Problem details: Number of lines below with "JSON": work it out and reply with that number only.

[Records drawn from a dataset]

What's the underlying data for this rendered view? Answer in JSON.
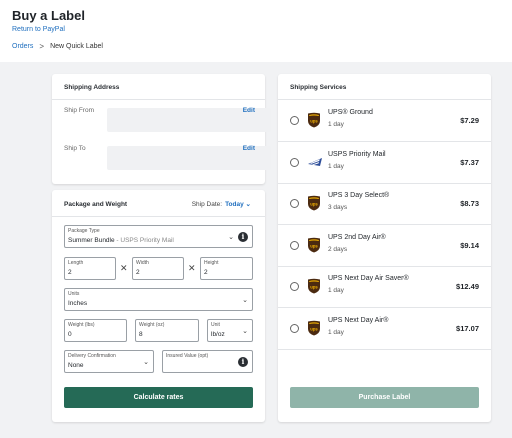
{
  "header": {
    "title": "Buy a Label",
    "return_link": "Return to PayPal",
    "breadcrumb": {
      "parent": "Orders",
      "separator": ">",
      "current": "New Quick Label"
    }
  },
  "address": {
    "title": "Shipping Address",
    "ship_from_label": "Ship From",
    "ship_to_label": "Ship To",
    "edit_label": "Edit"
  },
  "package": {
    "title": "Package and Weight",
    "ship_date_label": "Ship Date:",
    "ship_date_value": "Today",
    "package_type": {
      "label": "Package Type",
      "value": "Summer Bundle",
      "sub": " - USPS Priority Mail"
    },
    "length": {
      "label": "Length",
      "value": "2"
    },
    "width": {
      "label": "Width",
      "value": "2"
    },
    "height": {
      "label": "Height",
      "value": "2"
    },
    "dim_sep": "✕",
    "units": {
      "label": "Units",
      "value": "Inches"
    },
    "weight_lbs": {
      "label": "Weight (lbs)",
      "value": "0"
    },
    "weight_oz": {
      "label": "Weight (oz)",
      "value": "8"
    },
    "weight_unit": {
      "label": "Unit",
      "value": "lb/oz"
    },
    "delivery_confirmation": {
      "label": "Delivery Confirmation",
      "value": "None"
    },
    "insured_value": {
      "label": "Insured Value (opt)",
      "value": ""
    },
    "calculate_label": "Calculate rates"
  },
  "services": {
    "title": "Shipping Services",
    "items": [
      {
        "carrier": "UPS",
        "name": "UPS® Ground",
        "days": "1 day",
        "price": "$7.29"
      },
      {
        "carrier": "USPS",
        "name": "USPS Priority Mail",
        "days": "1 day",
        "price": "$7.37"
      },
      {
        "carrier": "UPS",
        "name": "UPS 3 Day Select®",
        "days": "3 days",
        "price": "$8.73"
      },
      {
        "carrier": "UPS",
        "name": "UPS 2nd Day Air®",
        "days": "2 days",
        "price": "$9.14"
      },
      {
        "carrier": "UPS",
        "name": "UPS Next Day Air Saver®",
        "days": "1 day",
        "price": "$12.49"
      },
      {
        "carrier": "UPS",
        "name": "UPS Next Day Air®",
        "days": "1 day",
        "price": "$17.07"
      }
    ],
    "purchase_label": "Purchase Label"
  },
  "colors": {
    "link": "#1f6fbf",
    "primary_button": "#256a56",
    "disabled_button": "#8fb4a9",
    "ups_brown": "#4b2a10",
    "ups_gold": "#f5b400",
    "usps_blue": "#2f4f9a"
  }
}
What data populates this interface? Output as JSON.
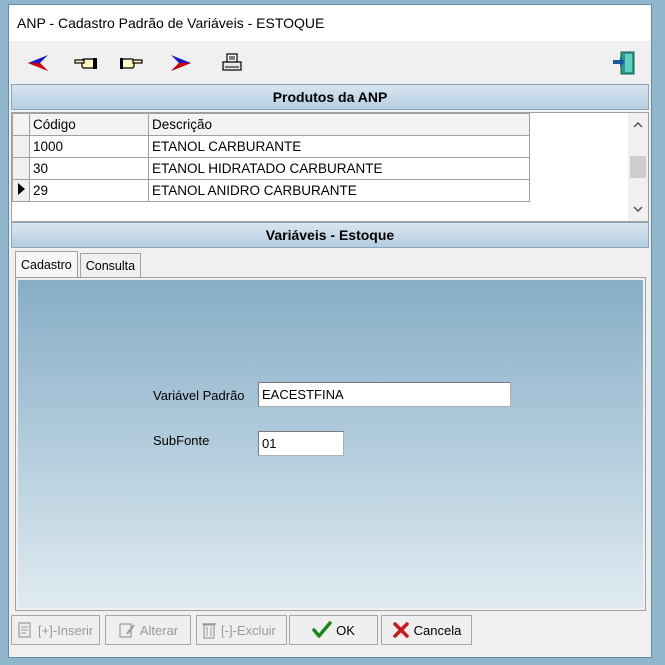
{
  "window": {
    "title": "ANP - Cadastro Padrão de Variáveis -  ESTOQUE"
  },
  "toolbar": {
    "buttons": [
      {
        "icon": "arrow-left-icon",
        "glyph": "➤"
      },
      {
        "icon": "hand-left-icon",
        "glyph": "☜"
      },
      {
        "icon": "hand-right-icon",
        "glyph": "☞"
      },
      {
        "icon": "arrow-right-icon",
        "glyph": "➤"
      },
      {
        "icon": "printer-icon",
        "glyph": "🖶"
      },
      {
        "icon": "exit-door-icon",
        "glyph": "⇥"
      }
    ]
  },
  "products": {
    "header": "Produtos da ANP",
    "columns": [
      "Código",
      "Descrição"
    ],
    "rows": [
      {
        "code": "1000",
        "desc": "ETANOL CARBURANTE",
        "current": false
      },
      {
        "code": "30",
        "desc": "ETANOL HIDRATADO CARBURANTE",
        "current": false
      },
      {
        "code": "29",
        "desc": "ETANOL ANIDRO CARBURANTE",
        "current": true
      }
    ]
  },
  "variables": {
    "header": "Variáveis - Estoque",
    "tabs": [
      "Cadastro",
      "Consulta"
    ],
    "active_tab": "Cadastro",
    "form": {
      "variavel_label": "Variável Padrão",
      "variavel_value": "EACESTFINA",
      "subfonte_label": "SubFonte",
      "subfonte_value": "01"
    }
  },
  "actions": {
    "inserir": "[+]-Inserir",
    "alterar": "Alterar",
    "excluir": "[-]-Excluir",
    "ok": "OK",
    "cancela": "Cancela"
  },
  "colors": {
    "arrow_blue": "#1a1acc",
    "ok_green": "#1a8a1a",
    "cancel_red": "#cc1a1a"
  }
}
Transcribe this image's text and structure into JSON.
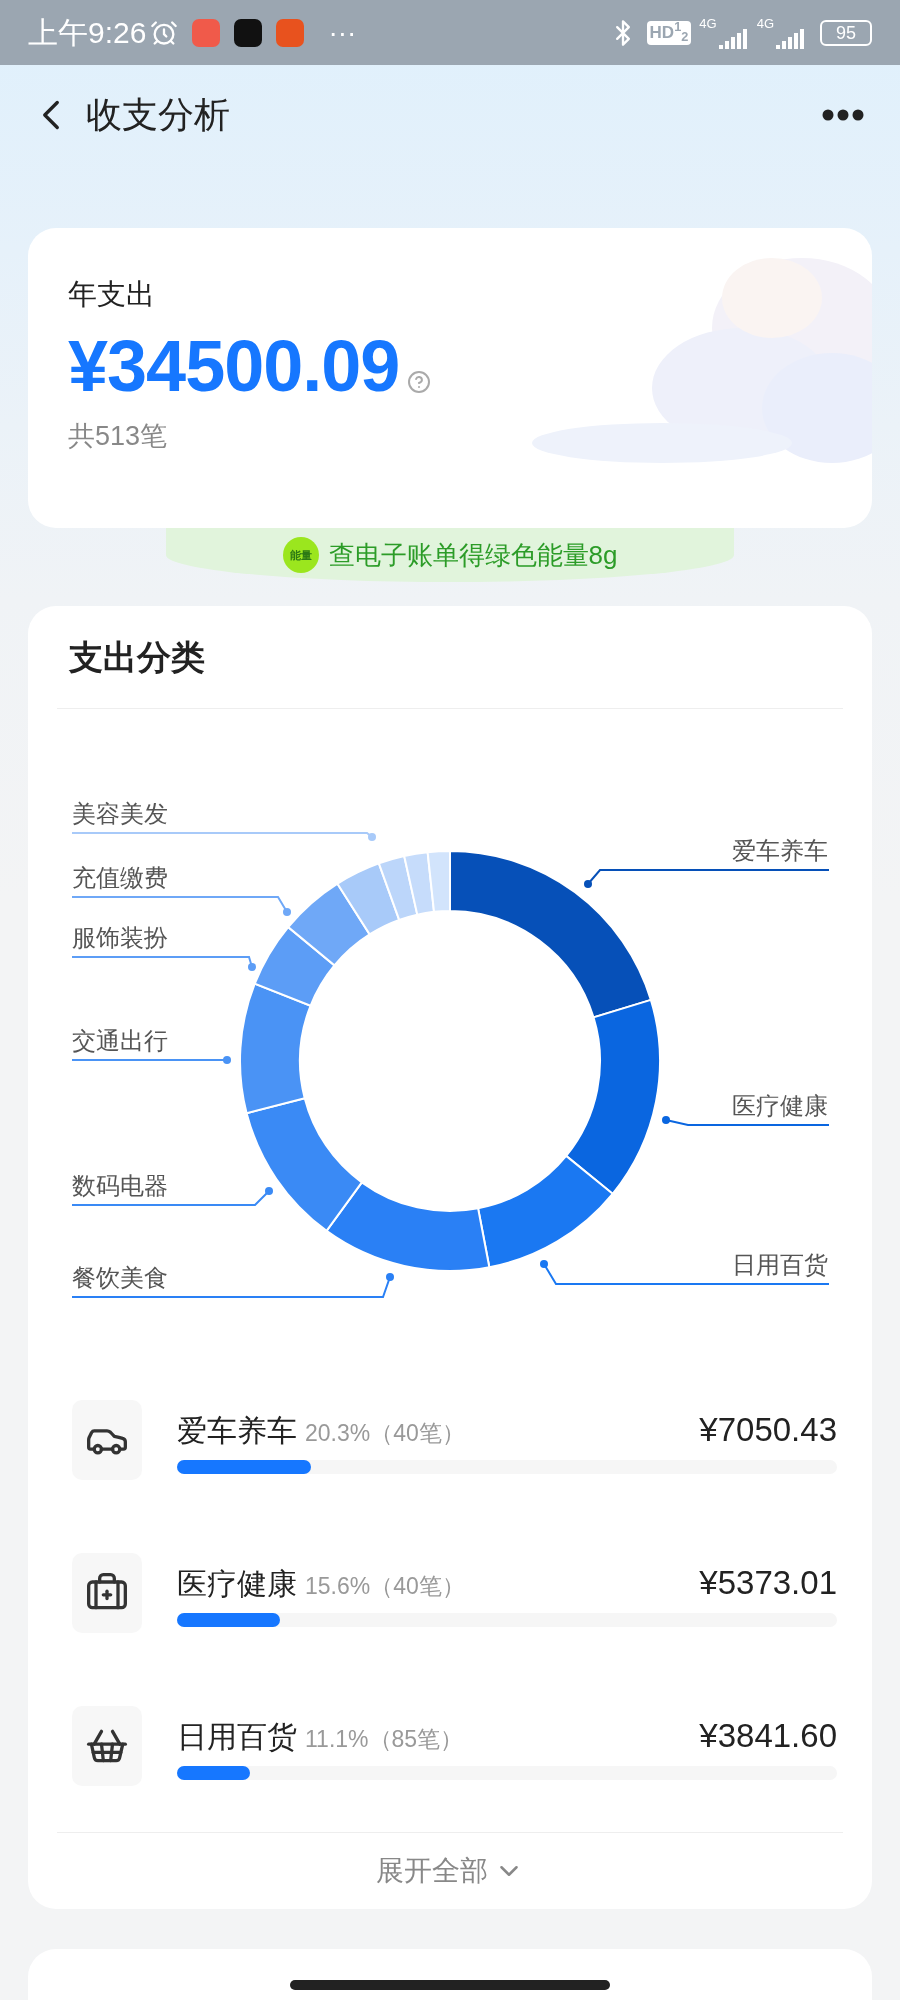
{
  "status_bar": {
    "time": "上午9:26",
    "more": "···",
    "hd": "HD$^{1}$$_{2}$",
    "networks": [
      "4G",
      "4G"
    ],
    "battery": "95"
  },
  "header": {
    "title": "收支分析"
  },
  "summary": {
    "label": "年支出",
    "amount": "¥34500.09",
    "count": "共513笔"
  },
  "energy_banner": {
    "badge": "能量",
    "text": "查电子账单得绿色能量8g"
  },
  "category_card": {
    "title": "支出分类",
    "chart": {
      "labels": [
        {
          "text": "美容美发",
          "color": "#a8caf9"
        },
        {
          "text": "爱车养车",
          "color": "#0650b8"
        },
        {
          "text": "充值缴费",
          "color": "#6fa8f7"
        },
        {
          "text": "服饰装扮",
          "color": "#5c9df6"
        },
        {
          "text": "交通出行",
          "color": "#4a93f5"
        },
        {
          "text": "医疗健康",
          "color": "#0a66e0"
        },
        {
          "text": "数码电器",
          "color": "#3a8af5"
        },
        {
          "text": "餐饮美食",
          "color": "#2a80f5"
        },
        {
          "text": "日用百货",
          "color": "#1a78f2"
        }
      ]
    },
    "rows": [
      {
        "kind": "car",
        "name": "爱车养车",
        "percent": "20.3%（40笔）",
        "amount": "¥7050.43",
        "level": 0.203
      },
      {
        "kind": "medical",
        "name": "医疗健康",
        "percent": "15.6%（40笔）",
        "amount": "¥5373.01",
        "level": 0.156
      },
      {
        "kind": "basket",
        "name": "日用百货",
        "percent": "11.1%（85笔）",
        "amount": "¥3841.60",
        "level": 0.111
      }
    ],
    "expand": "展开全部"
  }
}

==

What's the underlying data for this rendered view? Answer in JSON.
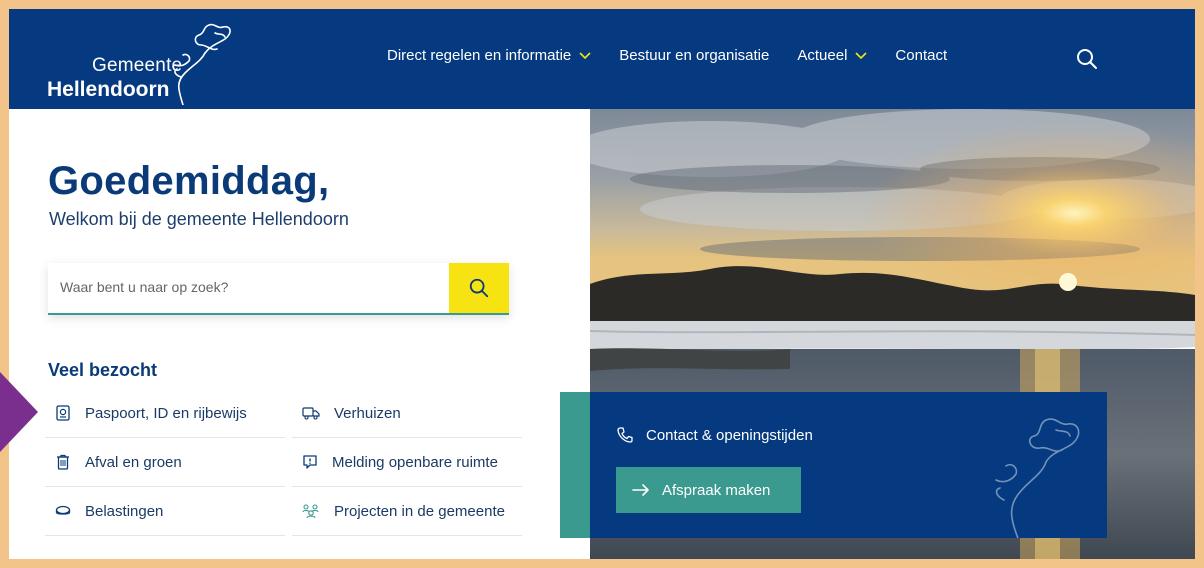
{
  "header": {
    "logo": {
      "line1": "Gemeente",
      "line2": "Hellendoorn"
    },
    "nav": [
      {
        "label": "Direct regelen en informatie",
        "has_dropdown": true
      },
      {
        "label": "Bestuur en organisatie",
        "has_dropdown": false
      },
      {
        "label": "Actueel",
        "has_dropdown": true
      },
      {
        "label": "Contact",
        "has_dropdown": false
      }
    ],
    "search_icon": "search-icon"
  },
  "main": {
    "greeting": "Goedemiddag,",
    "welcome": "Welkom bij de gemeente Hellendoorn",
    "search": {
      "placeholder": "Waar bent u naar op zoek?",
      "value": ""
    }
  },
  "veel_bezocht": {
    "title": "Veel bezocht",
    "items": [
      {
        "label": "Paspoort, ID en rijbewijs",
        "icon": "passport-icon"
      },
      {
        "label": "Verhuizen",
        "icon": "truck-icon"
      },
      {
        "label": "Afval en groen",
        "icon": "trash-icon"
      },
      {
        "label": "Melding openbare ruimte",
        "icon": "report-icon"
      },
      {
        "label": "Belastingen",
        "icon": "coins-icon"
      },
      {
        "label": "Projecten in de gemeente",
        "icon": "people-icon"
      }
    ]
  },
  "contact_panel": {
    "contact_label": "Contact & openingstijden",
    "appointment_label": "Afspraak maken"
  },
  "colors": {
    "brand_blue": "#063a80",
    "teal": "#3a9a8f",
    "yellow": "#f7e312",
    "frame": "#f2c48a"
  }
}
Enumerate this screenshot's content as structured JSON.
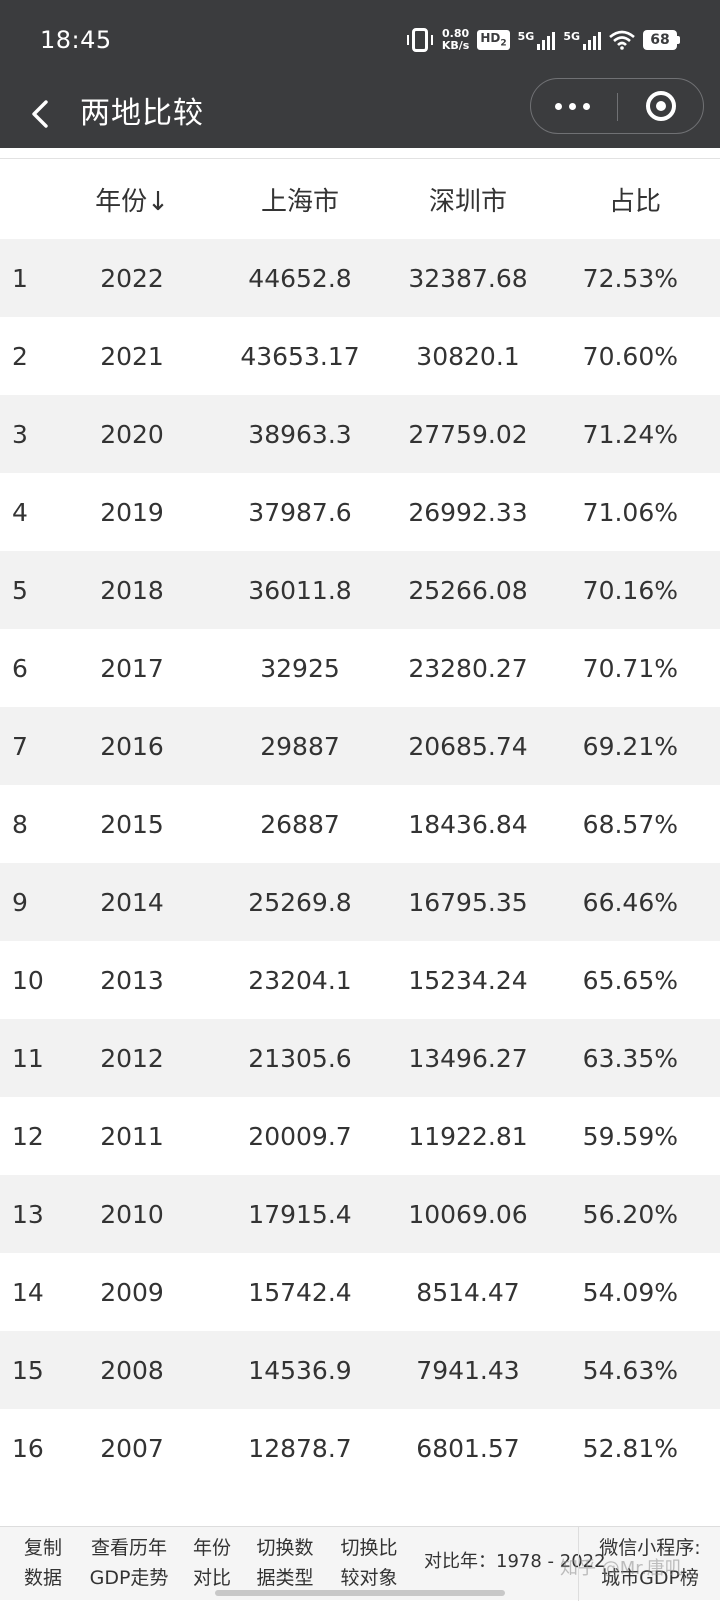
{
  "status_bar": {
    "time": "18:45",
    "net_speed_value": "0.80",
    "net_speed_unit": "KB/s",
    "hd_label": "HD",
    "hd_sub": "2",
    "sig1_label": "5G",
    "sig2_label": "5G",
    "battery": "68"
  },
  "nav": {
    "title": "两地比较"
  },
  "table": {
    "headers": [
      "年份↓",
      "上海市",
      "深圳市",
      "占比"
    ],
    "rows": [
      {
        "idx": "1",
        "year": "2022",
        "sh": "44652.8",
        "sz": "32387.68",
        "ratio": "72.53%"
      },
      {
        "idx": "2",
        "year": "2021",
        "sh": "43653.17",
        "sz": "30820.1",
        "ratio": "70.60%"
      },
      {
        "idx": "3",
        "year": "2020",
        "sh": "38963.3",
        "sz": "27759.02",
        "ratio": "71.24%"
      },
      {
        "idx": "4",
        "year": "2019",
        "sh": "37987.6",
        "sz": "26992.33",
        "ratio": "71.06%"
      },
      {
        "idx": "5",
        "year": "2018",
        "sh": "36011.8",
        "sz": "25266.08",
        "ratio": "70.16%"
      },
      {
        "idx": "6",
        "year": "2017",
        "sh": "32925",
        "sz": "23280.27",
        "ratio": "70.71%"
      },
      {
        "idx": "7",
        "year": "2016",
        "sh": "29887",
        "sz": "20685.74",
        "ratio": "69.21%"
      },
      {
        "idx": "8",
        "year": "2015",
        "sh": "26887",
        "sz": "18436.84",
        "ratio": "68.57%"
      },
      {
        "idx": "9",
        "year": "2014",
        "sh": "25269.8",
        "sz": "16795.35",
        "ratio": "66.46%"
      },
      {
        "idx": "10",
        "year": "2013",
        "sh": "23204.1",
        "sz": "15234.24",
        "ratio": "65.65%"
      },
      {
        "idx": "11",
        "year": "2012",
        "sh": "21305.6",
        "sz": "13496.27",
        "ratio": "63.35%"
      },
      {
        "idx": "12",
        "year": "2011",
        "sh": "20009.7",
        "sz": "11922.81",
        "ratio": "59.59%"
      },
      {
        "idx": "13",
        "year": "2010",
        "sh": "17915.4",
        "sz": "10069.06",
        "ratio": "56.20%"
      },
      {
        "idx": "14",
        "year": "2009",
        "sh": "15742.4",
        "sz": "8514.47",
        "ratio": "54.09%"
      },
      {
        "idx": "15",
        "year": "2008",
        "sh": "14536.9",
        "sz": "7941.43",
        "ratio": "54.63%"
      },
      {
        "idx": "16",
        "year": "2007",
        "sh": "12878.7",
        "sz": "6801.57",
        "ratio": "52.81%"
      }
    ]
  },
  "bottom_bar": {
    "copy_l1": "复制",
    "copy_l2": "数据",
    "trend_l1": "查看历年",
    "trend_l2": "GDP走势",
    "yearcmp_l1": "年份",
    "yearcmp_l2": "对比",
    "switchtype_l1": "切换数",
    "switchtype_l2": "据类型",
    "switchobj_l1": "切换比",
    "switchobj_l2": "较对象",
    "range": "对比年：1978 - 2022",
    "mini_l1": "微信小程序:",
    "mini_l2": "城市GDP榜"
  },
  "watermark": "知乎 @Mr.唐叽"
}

Exercise response: 5